[[ Exercise material, beginning ]]

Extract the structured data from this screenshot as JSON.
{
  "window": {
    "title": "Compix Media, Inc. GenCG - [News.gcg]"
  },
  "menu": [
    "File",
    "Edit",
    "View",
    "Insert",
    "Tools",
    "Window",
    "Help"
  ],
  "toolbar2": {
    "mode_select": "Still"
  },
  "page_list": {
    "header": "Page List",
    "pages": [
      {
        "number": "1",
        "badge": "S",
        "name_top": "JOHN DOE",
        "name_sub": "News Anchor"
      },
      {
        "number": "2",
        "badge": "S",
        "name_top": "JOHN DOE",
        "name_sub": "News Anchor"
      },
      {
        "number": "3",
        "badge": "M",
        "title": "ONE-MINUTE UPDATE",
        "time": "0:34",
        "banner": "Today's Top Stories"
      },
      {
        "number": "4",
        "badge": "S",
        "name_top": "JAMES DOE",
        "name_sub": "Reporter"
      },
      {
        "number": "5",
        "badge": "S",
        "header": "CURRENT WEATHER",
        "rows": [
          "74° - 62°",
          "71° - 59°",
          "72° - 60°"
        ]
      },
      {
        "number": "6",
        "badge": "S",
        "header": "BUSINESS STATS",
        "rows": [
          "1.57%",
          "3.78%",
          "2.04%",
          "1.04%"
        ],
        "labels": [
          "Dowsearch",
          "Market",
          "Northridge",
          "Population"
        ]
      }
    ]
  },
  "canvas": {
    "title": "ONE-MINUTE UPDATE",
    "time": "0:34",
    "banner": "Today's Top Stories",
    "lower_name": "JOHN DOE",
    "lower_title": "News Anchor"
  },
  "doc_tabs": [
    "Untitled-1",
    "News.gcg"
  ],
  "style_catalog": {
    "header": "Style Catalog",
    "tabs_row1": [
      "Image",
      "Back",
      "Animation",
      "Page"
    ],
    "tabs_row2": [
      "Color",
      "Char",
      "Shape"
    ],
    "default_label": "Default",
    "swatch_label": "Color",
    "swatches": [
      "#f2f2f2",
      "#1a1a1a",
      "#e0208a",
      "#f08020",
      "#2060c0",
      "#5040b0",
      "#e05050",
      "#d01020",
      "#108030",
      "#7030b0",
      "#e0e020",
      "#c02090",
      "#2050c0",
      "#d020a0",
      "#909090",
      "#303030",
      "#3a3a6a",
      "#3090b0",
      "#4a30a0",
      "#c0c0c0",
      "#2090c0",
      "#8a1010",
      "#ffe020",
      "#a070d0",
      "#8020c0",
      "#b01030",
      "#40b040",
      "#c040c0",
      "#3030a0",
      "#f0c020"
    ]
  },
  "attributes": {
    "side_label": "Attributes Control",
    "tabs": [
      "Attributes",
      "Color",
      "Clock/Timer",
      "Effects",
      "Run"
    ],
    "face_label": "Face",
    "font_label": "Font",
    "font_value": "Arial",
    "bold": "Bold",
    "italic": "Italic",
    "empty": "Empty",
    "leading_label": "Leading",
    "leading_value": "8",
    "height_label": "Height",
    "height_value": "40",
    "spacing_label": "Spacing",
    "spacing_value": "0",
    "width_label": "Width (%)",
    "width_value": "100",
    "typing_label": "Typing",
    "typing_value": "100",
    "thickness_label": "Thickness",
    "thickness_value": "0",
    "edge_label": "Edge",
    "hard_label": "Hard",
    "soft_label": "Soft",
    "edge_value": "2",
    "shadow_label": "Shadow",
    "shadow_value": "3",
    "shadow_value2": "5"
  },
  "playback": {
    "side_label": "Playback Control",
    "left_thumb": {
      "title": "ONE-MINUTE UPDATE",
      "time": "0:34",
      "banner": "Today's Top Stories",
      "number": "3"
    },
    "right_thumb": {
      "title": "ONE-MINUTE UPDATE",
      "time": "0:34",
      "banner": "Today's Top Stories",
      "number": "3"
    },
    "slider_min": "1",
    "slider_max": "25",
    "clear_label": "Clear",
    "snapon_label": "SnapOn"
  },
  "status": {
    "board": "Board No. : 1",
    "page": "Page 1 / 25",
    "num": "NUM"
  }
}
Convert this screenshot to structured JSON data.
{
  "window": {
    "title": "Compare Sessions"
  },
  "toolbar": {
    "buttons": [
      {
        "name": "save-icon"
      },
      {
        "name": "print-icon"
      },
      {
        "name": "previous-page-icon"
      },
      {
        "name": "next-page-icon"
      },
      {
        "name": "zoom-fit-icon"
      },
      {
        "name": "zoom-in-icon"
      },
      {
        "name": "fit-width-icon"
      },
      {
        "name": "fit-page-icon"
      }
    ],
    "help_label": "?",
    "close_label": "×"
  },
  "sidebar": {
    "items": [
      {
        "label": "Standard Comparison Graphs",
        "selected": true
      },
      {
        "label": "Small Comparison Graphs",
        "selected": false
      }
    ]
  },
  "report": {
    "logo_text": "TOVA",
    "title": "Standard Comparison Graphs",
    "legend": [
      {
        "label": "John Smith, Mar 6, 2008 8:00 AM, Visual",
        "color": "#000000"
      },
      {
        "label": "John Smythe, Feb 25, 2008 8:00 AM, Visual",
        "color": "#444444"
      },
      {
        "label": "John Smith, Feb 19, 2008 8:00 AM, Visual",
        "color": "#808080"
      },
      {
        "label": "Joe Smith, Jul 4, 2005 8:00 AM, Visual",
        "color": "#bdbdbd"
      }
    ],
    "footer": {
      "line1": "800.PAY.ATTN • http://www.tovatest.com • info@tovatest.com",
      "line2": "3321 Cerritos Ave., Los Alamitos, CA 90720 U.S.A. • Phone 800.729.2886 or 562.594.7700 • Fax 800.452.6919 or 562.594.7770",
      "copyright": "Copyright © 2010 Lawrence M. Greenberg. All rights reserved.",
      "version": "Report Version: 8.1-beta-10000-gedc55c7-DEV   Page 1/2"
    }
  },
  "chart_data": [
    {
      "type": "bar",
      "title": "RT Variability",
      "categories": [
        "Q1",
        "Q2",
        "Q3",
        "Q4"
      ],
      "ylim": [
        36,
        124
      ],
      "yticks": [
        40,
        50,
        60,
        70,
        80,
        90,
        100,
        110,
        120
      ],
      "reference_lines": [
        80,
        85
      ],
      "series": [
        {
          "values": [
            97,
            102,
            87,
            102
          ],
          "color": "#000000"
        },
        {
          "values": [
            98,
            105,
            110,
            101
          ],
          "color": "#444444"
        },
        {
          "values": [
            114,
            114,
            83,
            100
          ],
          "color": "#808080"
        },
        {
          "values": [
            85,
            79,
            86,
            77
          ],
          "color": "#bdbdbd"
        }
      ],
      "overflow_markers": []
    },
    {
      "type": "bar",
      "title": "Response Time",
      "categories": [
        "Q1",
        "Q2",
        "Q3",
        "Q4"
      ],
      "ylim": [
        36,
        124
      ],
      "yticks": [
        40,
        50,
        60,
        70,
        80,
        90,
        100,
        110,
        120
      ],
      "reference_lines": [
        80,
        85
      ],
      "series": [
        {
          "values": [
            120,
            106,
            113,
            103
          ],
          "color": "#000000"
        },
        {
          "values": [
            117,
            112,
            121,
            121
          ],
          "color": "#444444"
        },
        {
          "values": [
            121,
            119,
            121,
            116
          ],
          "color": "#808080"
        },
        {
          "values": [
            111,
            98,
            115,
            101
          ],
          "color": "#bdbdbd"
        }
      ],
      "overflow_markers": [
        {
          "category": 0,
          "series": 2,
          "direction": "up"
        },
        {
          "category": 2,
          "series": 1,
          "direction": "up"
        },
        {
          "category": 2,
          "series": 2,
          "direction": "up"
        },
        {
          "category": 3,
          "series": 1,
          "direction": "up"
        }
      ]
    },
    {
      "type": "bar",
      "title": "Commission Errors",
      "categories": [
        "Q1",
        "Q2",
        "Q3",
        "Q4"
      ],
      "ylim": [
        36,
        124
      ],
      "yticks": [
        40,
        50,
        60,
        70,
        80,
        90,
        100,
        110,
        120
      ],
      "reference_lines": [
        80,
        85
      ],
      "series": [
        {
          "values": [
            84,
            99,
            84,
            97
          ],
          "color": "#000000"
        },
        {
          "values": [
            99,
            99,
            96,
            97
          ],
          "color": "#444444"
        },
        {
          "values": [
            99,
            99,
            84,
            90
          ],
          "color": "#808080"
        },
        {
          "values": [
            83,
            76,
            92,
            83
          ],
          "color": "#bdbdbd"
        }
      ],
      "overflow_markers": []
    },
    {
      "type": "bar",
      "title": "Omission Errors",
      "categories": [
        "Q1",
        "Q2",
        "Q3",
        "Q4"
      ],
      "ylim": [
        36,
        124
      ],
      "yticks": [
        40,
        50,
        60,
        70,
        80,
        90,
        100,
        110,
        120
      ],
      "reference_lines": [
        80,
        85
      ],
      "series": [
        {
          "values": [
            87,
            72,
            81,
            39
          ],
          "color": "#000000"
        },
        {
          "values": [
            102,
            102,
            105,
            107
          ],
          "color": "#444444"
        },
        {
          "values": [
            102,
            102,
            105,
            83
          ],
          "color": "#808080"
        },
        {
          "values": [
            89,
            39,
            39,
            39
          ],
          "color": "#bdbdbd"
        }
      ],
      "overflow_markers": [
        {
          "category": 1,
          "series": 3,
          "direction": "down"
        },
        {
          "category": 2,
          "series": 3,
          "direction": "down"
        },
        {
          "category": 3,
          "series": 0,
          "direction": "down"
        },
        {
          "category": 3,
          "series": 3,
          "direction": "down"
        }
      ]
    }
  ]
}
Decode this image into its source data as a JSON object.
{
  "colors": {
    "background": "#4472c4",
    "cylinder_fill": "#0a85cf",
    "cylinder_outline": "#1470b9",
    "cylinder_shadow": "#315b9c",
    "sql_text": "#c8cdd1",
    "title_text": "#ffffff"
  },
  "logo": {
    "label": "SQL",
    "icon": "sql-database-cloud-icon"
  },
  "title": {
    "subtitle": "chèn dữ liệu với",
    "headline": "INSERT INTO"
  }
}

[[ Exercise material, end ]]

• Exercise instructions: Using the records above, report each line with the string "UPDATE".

• Answer box:
        "title": "ONE-MINUTE UPDATE",
    "title": "ONE-MINUTE UPDATE",
      "title": "ONE-MINUTE UPDATE",
      "title": "ONE-MINUTE UPDATE",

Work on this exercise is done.